Output all of the records word for word and drop the images.

[Items listed in a dataset]
:::

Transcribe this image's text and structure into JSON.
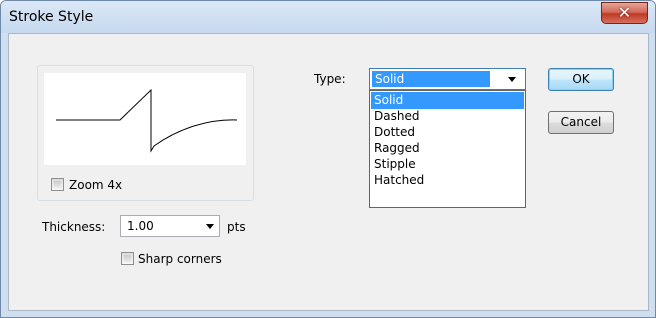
{
  "window": {
    "title": "Stroke Style",
    "close_glyph": "✕"
  },
  "preview": {
    "zoom_label": "Zoom 4x",
    "zoom_checked": false
  },
  "thickness": {
    "label": "Thickness:",
    "value": "1.00",
    "unit": "pts"
  },
  "sharp_corners": {
    "label": "Sharp corners",
    "checked": false
  },
  "type": {
    "label": "Type:",
    "selected": "Solid",
    "options": [
      "Solid",
      "Dashed",
      "Dotted",
      "Ragged",
      "Stipple",
      "Hatched"
    ],
    "highlighted_index": 0
  },
  "buttons": {
    "ok": "OK",
    "cancel": "Cancel"
  },
  "colors": {
    "selection": "#3399ff",
    "close_button": "#c8463a",
    "frame": "#cfdff0"
  }
}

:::

Expected output:
Transcribe this image's text and structure into JSON.
{
  "window": {
    "title": "Stroke Style",
    "close_glyph": "✕"
  },
  "preview": {
    "zoom_label": "Zoom 4x",
    "zoom_checked": false
  },
  "thickness": {
    "label": "Thickness:",
    "value": "1.00",
    "unit": "pts"
  },
  "sharp_corners": {
    "label": "Sharp corners",
    "checked": false
  },
  "type": {
    "label": "Type:",
    "selected": "Solid",
    "options": [
      "Solid",
      "Dashed",
      "Dotted",
      "Ragged",
      "Stipple",
      "Hatched"
    ],
    "highlighted_index": 0
  },
  "buttons": {
    "ok": "OK",
    "cancel": "Cancel"
  },
  "colors": {
    "selection": "#3399ff",
    "close_button": "#c8463a",
    "frame": "#cfdff0"
  }
}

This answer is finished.